[Collection entries]
-*-*-
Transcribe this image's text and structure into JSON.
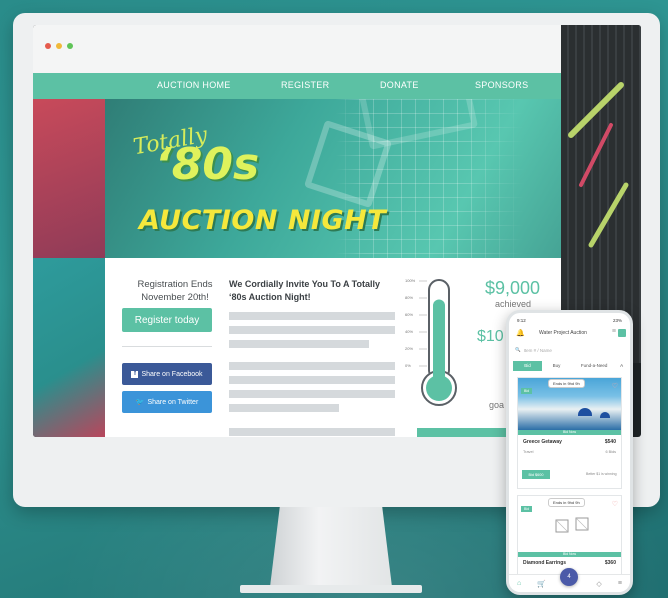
{
  "colors": {
    "accent": "#5cc1a4",
    "facebook": "#3b5998",
    "twitter": "#3b94d9",
    "background": "#2f9794"
  },
  "nav": {
    "items": [
      "AUCTION HOME",
      "REGISTER",
      "DONATE",
      "SPONSORS"
    ]
  },
  "hero": {
    "line1": "Totally",
    "line2": "‘80s",
    "line3": "AUCTION NIGHT"
  },
  "registration": {
    "text": "Registration Ends November 20th!",
    "button_label": "Register today"
  },
  "social": {
    "facebook_label": "Share on Facebook",
    "twitter_label": "Share on Twitter"
  },
  "invite": {
    "heading": "We Cordially Invite You To A Totally ‘80s Auction Night!"
  },
  "thermometer": {
    "ticks": [
      "100%",
      "80%",
      "60%",
      "40%",
      "20%",
      "0%"
    ],
    "fill_fraction": 0.9
  },
  "fundraising": {
    "achieved_amount": "$9,000",
    "achieved_label": "achieved",
    "goal_amount_partial": "$10",
    "goal_label_partial": "goa"
  },
  "phone": {
    "status_time": "9:12",
    "status_right": "23%",
    "app_title": "Water Project Auction",
    "search_placeholder": "Item # / Name",
    "tabs": [
      "Bid",
      "Buy",
      "Fund-a-Need"
    ],
    "tabs_overflow": "A",
    "fab_count": "4",
    "items": [
      {
        "pill": "Ends in 9hd 9h",
        "tag": "Bid",
        "strip": "Bid Now",
        "name": "Greece Getaway",
        "price": "$540",
        "category": "Travel",
        "bids": "6 Bids",
        "bid_button": "Bid $600",
        "bid_note": "Better $1 is winning"
      },
      {
        "pill": "Ends in 9hd 9h",
        "tag": "Bid",
        "strip": "Bid Now",
        "name": "Diamond Earrings",
        "price": "$360"
      }
    ]
  }
}
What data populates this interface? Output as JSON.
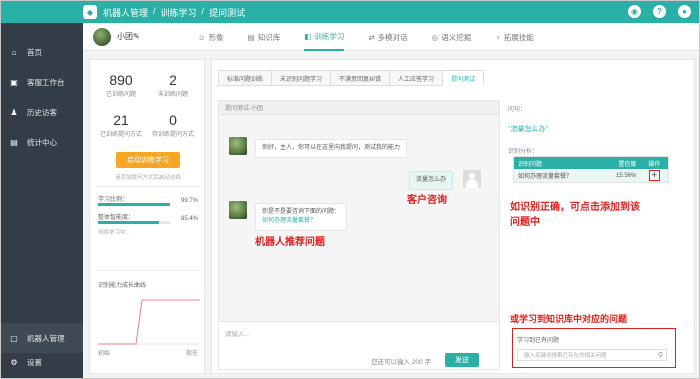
{
  "header": {
    "logo": "◆",
    "crumbs": [
      "机器人管理",
      "/",
      "训练学习",
      "/",
      "提问测试"
    ]
  },
  "sidebar": {
    "items": [
      {
        "icon": "⌂",
        "label": "首页"
      },
      {
        "icon": "▣",
        "label": "客服工作台"
      },
      {
        "icon": "♟",
        "label": "历史访客"
      },
      {
        "icon": "▤",
        "label": "统计中心"
      }
    ],
    "robot_mgmt": {
      "icon": "▢",
      "label": "机器人管理"
    },
    "settings": {
      "icon": "⚙",
      "label": "设置"
    }
  },
  "subbar": {
    "bot_name": "小团✎",
    "tabs": [
      {
        "icon": "☺",
        "label": "形象"
      },
      {
        "icon": "▤",
        "label": "知识库"
      },
      {
        "icon": "◧",
        "label": "训练学习"
      },
      {
        "icon": "⇄",
        "label": "多模对话"
      },
      {
        "icon": "◎",
        "label": "语义挖掘"
      },
      {
        "icon": "♀",
        "label": "拓展技能"
      }
    ]
  },
  "stats": {
    "trained_q": "890",
    "trained_q_label": "已训练问题",
    "untrained_q": "2",
    "untrained_q_label": "未训练问题",
    "trained_way": "21",
    "trained_way_label": "已训练提问方式",
    "untrained_way": "0",
    "untrained_way_label": "待训练提问方式",
    "start_button": "启动训练学习",
    "hint": "请添加提问方式后启动训练",
    "learn_ratio_label": "学习比例：",
    "learn_ratio": "99.7%",
    "learn_ratio_value": 99.7,
    "maturity_label": "整体智能度：",
    "maturity": "85.4%",
    "maturity_value": 85.4,
    "learning": "持续学习中...",
    "curve_title": "识别能力成长曲线",
    "axis_start": "初始",
    "axis_end": "现在"
  },
  "subtabs": [
    "标准问题训练",
    "未识别问题学习",
    "不满意回复纠错",
    "人工应答学习",
    "提问测试"
  ],
  "chat": {
    "title": "提问测试-小团",
    "bot_msg1": "你好，主人，你可以在这里向我提问，测试我的能力",
    "user_msg": "流量怎么办",
    "label_customer": "客户咨询",
    "bot_msg2_line1": "你是不是要咨询下面的问题：",
    "bot_msg2_link": "如何办理流量套餐？",
    "label_robot": "机器人推荐问题",
    "input_placeholder": "请输入...",
    "input_count": "您还可以输入 200 字",
    "send_button": "发送"
  },
  "right": {
    "question_label": "问句：",
    "question": "\"流量怎么办\"",
    "analysis_label": "识别分析：",
    "table": {
      "headers": [
        "识别问题",
        "置信度",
        "操作"
      ],
      "rows": [
        {
          "q": "如何办理流量套餐？",
          "conf": "15.56%",
          "op": "+"
        }
      ]
    },
    "annotation1_line1": "如识别正确，可点击添加到该",
    "annotation1_line2": "问题中",
    "annotation2": "或学习到知识库中对应的问题",
    "learn_label": "学习到已有问题",
    "search_placeholder": "输入关键词搜索已存在的相关问题",
    "search_icon": "⚲"
  }
}
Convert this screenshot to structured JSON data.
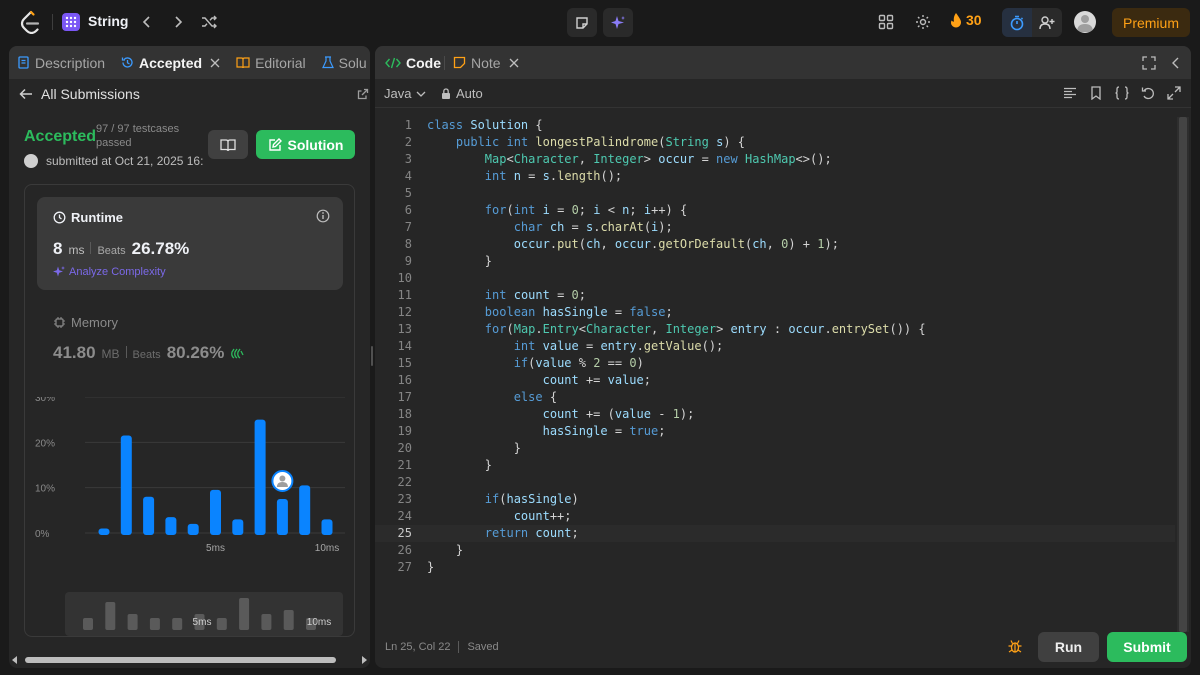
{
  "nav": {
    "problem_list_title": "String",
    "streak_count": "30",
    "premium_label": "Premium"
  },
  "left_panel": {
    "tabs": [
      {
        "label": "Description"
      },
      {
        "label": "Accepted"
      },
      {
        "label": "Editorial"
      },
      {
        "label": "Solu"
      }
    ],
    "back_label": "All Submissions",
    "status": "Accepted",
    "testcases": "97 / 97 testcases passed",
    "submitted_at": "submitted at Oct 21, 2025 16:",
    "solution_button": "Solution",
    "runtime": {
      "title": "Runtime",
      "value": "8",
      "unit": "ms",
      "beats_label": "Beats",
      "beats_value": "26.78%",
      "analyze_label": "Analyze Complexity"
    },
    "memory": {
      "title": "Memory",
      "value": "41.80",
      "unit": "MB",
      "beats_label": "Beats",
      "beats_value": "80.26%"
    }
  },
  "chart_data": {
    "type": "bar",
    "y_tick_labels": [
      "30%",
      "20%",
      "10%",
      "0%"
    ],
    "x_tick_labels": [
      "5ms",
      "10ms"
    ],
    "ylim": [
      0,
      30
    ],
    "values": [
      1,
      21.5,
      8,
      3.5,
      2,
      9.5,
      3,
      25,
      7.5,
      10.5,
      3
    ],
    "highlight_index": 8,
    "bar_color": "#0a84ff",
    "mini_values": [
      1,
      5,
      2,
      1,
      1,
      2,
      1,
      6,
      2,
      3,
      1
    ]
  },
  "editor": {
    "tabs": [
      {
        "label": "Code"
      },
      {
        "label": "Note"
      }
    ],
    "language": "Java",
    "mode": "Auto",
    "cursor_position": "Ln 25, Col 22",
    "save_status": "Saved",
    "run_label": "Run",
    "submit_label": "Submit",
    "current_line": 25,
    "lines": [
      "class Solution {",
      "    public int longestPalindrome(String s) {",
      "        Map<Character, Integer> occur = new HashMap<>();",
      "        int n = s.length();",
      "",
      "        for(int i = 0; i < n; i++) {",
      "            char ch = s.charAt(i);",
      "            occur.put(ch, occur.getOrDefault(ch, 0) + 1);",
      "        }",
      "",
      "        int count = 0;",
      "        boolean hasSingle = false;",
      "        for(Map.Entry<Character, Integer> entry : occur.entrySet()) {",
      "            int value = entry.getValue();",
      "            if(value % 2 == 0)",
      "                count += value;",
      "            else {",
      "                count += (value - 1);",
      "                hasSingle = true;",
      "            }",
      "        }",
      "",
      "        if(hasSingle)",
      "            count++;",
      "        return count;",
      "    }",
      "}"
    ]
  },
  "colors": {
    "accent_green": "#2cbb5d",
    "premium_orange": "#ffa116",
    "chart_blue": "#0a84ff",
    "ai_purple": "#7b69e8"
  }
}
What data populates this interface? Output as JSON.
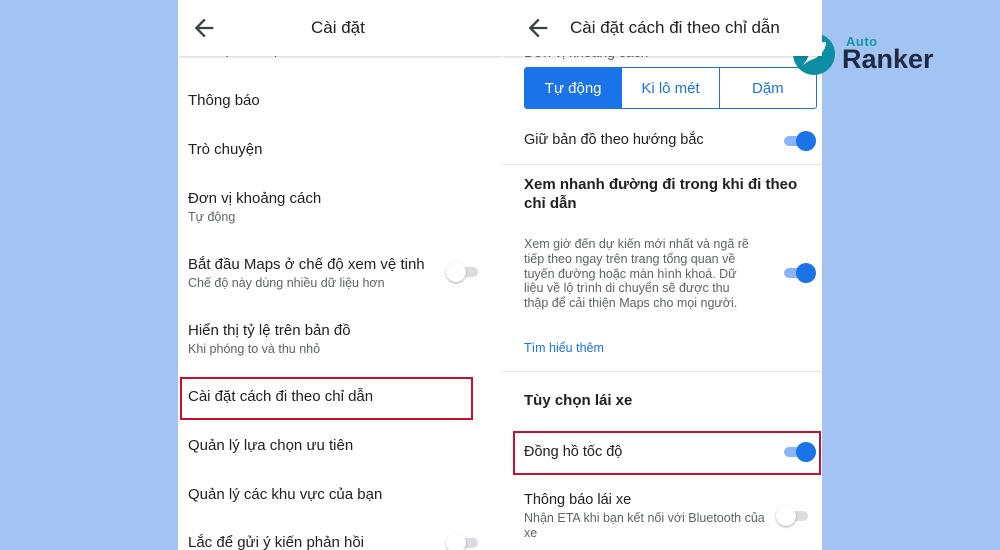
{
  "left_screen": {
    "title": "Cài đặt",
    "clipped_top_item": "Cài đặt xe điện",
    "items": [
      {
        "title": "Thông báo"
      },
      {
        "title": "Trò chuyện"
      },
      {
        "title": "Đơn vị khoảng cách",
        "subtitle": "Tự động"
      },
      {
        "title": "Bắt đầu Maps ở chế độ xem vệ tinh",
        "subtitle": "Chế độ này dùng nhiều dữ liệu hơn",
        "toggle": "off"
      },
      {
        "title": "Hiển thị tỷ lệ trên bản đồ",
        "subtitle": "Khi phóng to và thu nhỏ"
      },
      {
        "title": "Cài đặt cách đi theo chỉ dẫn",
        "highlighted": true
      },
      {
        "title": "Quản lý lựa chọn ưu tiên"
      },
      {
        "title": "Quản lý các khu vực của bạn"
      },
      {
        "title": "Lắc để gửi ý kiến phản hồi",
        "toggle": "off"
      }
    ]
  },
  "right_screen": {
    "title": "Cài đặt cách đi theo chỉ dẫn",
    "clipped_top_item": "Đơn vị khoảng cách",
    "distance_units": {
      "options": [
        "Tự động",
        "Ki lô mét",
        "Dặm"
      ],
      "selected": "Tự động"
    },
    "keep_north_up": {
      "label": "Giữ bản đồ theo hướng bắc",
      "toggle": "on"
    },
    "glanceable": {
      "title": "Xem nhanh đường đi trong khi đi theo chỉ dẫn",
      "description": "Xem giờ đến dự kiến mới nhất và ngã rẽ tiếp theo ngay trên trang tổng quan về tuyến đường hoặc màn hình khoá. Dữ liệu về lộ trình di chuyển sẽ được thu thập để cải thiện Maps cho mọi người.",
      "toggle": "on",
      "learn_more": "Tìm hiểu thêm"
    },
    "driving_section": "Tùy chọn lái xe",
    "speedometer": {
      "label": "Đồng hồ tốc độ",
      "toggle": "on",
      "highlighted": true
    },
    "driving_notifications": {
      "title": "Thông báo lái xe",
      "subtitle": "Nhận ETA khi bạn kết nối với Bluetooth của xe",
      "toggle": "off"
    }
  },
  "watermark": {
    "small": "Auto",
    "big": "Ranker"
  },
  "colors": {
    "background": "#a3c4f3",
    "accent": "#1a73e8",
    "highlight_box": "#c8102e",
    "logo_teal": "#0d8ea3",
    "logo_dark": "#1f2a44"
  }
}
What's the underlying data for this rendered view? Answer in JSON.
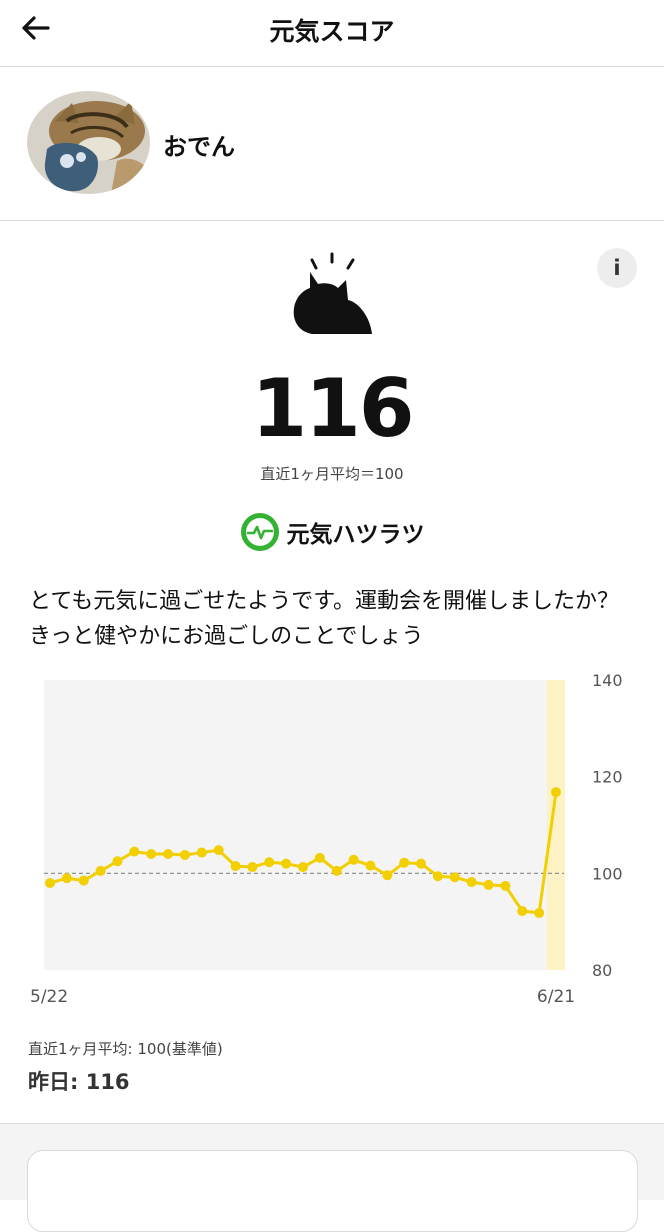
{
  "header": {
    "title": "元気スコア"
  },
  "profile": {
    "name": "おでん"
  },
  "score": {
    "value": "116",
    "avg_text": "直近1ヶ月平均＝100",
    "status": "元気ハツラツ",
    "message": "とても元気に過ごせたようです。運動会を開催しましたか？ きっと健やかにお過ごしのことでしょう"
  },
  "colors": {
    "accent": "#f2cf00",
    "highlight": "#fdf2c4",
    "plot_bg": "#f4f4f4",
    "status_green": "#34b233"
  },
  "chart_data": {
    "type": "line",
    "x_start_label": "5/22",
    "x_end_label": "6/21",
    "ylim": [
      80,
      140
    ],
    "y_ticks": [
      80,
      100,
      120,
      140
    ],
    "baseline": 100,
    "series": [
      {
        "values": [
          98,
          99,
          98.5,
          100.5,
          102.5,
          104.5,
          104,
          104,
          103.8,
          104.3,
          104.8,
          101.5,
          101.3,
          102.3,
          102,
          101.3,
          103.2,
          100.5,
          102.8,
          101.6,
          99.6,
          102.2,
          102,
          99.4,
          99.2,
          98.2,
          97.6,
          97.4,
          92.2,
          91.8,
          116.8
        ]
      }
    ],
    "highlight_last": true,
    "grid": false
  },
  "footer": {
    "avg_text": "直近1ヶ月平均: 100(基準値)",
    "yesterday": "昨日: 116"
  }
}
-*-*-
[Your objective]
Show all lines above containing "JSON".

[Output for this task]
Transcribe this image's text and structure into JSON.
What data populates this interface? Output as JSON.
Convert this screenshot to structured JSON data.
What data populates this interface? Output as JSON.
What's the underlying data for this rendered view? Answer in JSON.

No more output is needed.